The book discusses the foundations of computation in relation to nature. It focuses on two main questions: What is computation? How does nature compute? The contributors are world-renowned experts who have helped shape a cutting-edge computational understanding of the universe. They discuss computation in the world from a variety of perspectives, ranging from foundational concepts to pragmatic models to ontological conceptions and their philosophical implications. The volume provides a state-of-the-art collection of technical papers and non-technical essays representing a field that takes information and computation to be key to understanding and explaining the basic structure underpinning physical reality. It also includes a new edition of Konrad Zuse's "Calculating Space", and a panel discussion transcription on the topic, featuring worldwide experts (including a Nobel prize) in quantum mechanics, physics, cognition, computation and algorithmic complexity.



Foreword [PDF]
Sir Roger Penrose



1. Introducing the Computable Universe [PDF]
H. Zenil

Historical, Philosophical & Foundational Aspects of Computation

2. Origins of Digital Computing: Alan Turing, Charles Babbage, & Ada Lovelace
D. Swade

3. Generating, Solving and the Mathematics of Homo Sapiens. E. Post's Views on Computation
L. De Mol

4. Machines
R. Turner

5. Effectiveness
N. Dershowitz & E. Falkovich

6. Axioms for Computability: Do They Allow a Proof of Church's Thesis?
W. Sieg

7. The Mathematician's Bias -- and the Return to Embodied Computation
S.B. Cooper

8. Intuitionistic Mathematics and Realizability in the Physical World
A. Bauer

9. What is Computation?
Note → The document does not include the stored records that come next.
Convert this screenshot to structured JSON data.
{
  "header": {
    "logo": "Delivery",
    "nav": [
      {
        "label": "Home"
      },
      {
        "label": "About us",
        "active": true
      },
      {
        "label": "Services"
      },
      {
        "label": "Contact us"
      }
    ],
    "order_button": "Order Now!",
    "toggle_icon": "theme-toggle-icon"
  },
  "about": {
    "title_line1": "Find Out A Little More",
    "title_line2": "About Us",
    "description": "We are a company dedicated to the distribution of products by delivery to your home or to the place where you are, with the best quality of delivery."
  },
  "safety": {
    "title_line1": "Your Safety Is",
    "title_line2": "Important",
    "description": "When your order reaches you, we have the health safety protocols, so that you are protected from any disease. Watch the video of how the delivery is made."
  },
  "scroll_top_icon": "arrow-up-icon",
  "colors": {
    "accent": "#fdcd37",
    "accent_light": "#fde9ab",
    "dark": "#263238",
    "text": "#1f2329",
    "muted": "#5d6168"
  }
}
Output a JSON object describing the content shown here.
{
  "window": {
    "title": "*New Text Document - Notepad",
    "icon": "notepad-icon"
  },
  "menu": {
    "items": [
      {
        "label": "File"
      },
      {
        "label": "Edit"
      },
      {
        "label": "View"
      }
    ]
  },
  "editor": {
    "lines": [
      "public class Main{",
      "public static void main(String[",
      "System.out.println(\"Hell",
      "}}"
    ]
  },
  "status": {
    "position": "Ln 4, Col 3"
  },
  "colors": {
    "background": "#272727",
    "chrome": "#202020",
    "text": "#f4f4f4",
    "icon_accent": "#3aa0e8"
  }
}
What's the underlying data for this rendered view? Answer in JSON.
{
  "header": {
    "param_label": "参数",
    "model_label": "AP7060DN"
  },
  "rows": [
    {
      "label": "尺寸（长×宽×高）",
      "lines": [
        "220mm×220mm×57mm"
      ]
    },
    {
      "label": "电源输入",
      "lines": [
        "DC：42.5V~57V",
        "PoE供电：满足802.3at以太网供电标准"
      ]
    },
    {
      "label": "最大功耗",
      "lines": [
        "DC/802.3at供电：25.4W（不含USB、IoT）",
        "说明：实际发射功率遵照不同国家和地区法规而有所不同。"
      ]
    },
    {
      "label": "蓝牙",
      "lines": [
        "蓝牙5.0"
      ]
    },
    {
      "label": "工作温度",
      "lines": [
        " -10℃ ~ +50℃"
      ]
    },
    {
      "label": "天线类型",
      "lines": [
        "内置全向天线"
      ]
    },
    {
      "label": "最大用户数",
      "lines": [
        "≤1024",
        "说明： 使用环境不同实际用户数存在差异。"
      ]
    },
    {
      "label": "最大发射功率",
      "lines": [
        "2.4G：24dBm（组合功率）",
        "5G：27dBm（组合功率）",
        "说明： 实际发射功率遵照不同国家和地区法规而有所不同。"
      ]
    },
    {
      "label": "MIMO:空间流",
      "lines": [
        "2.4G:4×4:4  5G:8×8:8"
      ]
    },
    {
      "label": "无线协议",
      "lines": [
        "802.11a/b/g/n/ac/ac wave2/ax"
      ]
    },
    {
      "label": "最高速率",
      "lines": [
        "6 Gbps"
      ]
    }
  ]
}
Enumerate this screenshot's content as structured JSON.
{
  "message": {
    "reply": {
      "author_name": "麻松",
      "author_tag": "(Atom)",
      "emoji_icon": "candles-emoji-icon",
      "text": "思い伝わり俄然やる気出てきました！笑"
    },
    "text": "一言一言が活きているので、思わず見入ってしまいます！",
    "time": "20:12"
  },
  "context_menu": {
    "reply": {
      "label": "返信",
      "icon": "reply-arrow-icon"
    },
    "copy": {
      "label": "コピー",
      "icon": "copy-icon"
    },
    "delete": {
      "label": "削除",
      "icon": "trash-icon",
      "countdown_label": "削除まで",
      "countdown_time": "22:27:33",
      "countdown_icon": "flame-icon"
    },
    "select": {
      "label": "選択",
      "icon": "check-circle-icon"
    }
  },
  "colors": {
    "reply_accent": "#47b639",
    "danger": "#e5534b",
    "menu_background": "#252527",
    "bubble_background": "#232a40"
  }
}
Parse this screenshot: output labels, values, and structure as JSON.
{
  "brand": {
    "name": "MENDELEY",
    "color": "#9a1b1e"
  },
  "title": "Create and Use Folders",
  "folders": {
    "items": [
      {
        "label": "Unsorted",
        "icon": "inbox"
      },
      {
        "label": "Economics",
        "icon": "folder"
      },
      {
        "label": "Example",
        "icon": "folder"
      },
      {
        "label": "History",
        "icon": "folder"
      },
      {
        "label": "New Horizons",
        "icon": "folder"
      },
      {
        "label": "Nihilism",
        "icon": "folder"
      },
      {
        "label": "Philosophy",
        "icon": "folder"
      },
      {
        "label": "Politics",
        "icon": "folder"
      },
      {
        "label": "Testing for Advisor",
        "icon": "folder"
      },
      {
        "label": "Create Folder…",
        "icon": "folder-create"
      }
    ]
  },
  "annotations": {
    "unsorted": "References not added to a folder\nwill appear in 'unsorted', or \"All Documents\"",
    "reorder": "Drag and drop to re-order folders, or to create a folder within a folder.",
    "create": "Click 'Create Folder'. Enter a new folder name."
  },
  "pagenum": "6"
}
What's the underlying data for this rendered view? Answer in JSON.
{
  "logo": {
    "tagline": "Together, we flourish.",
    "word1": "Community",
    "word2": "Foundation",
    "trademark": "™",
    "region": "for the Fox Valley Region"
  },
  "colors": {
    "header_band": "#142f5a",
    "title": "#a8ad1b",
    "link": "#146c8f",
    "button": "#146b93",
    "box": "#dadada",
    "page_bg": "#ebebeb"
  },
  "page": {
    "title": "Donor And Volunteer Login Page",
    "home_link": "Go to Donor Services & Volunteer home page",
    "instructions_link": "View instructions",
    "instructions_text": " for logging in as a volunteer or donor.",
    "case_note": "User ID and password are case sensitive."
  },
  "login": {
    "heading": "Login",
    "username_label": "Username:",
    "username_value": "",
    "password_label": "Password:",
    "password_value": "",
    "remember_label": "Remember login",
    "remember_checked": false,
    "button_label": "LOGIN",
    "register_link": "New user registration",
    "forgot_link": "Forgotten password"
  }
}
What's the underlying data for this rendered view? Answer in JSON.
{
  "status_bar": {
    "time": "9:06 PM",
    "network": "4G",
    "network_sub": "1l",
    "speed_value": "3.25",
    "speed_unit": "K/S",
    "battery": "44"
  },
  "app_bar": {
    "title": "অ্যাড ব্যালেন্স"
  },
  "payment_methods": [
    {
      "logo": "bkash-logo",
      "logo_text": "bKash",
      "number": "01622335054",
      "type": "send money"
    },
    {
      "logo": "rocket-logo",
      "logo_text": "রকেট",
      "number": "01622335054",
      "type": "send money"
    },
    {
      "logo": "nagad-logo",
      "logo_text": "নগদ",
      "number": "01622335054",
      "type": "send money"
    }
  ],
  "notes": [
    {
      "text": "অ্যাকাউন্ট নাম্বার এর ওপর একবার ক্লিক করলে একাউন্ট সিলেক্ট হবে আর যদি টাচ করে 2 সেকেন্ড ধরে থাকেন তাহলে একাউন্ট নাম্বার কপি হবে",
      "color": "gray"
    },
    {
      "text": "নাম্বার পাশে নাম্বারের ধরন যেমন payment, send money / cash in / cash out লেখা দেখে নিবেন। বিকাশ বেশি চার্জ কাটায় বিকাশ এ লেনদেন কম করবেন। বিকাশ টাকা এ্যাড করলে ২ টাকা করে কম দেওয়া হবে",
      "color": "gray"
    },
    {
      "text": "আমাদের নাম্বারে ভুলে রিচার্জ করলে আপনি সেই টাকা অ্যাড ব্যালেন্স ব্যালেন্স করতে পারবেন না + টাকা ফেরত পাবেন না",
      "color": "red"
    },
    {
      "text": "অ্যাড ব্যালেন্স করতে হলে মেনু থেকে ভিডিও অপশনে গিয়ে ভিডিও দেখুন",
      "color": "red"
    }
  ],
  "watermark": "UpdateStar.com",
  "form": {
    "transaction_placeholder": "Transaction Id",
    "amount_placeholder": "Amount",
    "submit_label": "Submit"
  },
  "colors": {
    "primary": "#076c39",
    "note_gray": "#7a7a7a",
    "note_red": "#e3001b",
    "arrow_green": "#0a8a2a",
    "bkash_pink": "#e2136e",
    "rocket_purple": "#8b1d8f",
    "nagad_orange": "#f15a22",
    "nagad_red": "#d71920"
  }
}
Actor Model versus Turing's Model
C. Hewitt

Computation in Nature & the Real World

10. Information-Theoretic Teleodynamics in Natural and Artificial Systems
A. Beavers & C. Harrison

11. Reaction Systems: A Natural Computing Approach to the Functioning of Living Cells
A. Ehrenfeucht, J. Kleijn, M. Koutny & G. Rozenberg

12. Bacteria, Turing machines and Hyperbolic Cellular Automata
M. Margenstern

13. Computation and Communication in Unorganized Systems
C. Teuscher

14. The Many Forms of Amorphous Computational Systems
J. Wiedermann

15. Computing on Rings
G.J. Martinez, A. Adamatzky & H.V. McIntosh

16. Life as Evolving Software
G.J. Chaitin

17. Computability and Algorithmic Complexity in Economics
K.V. Velupillai & S. Zambell

18. Blueprint for a Hypercomputer
F.A. Doria

Computation & Physics & the Physics of Computation

19. Discrete Theoretical Processes (DTP)
Ed Fredkin

20. The Fastest Way of Computing All Universes
J. Schmidhuber

21. The Subjective Computable Universe
M. Hutter

22. What Is Ultimately Possible in Physics?
S. Wolfram

23. Universality, Turing Incompleteness and Observers
K. Sutner

24. Algorithmic Causal Sets for a Computational Spacetime
T. Bolognesi

25. The Computable Universe Hypothesis
M.P. Szudzik

26. The Universe is Lawless or "Panton chrematon metron anthropon einai"
C.S. Calude, F. W. Meyerstein & A Salomaa

27. Is Feasibility in Physics Limited by Fantasy Alone?
C.S. Calude & K. Svozil

The Quantum, Computation & Information

28. What is Computation? (How) Does Nature Compute?
D. Deutsch

29. The Universe as Quantum Computer
S. Lloyd

30. Quantum Speedup and Temporal Inequalities for Sequential Actions
M. Zukowski

31. The Contextual Computer
A. Cabello

32. A Goedel-Turing Perspective on Quantum States Indistinguishable from Inside
T. Breuer

33. When Humans Do Compute Quantum
P. Zizzi

Open Discussion Section

34. Open Discussion
A. Bauer, T. Bolognesi, A. Cabello, C.S. Calude, L. De Mol, F. Doria, Ed Fredkin, C. Hewitt, M. Hutter, M. Margenstern, K. Svozil, M. Szudzik, C. Teuscher, S. Wol- fram & H. Zenil

Live Panel Discussion (transcription)

35. What is Computation? (How) Does Nature Compute?
C.S. Calude, G.J. Chaitin, Ed Fredkin, T.J. Leggett, R. de Ruyter, T. Toffoli & S. Wolfram

Zuse's Calculating Space

36. Calculating Space (Rechnender Raum) [PDF]
K. Zuse

Afterword to Konrad Zuse's Calculating Space [PDF]
A. German & H. Zenil


Readership: Researchers and students in the broader fields of computer science, mathematics and physics; general public interested in modern models of physics and nature, and in the philosophy of science.

: 850 pages

Expected Publication: July 2012

Publisher: World Scientific Publishing Company


Available from Amazon or World Scientific/Imperial College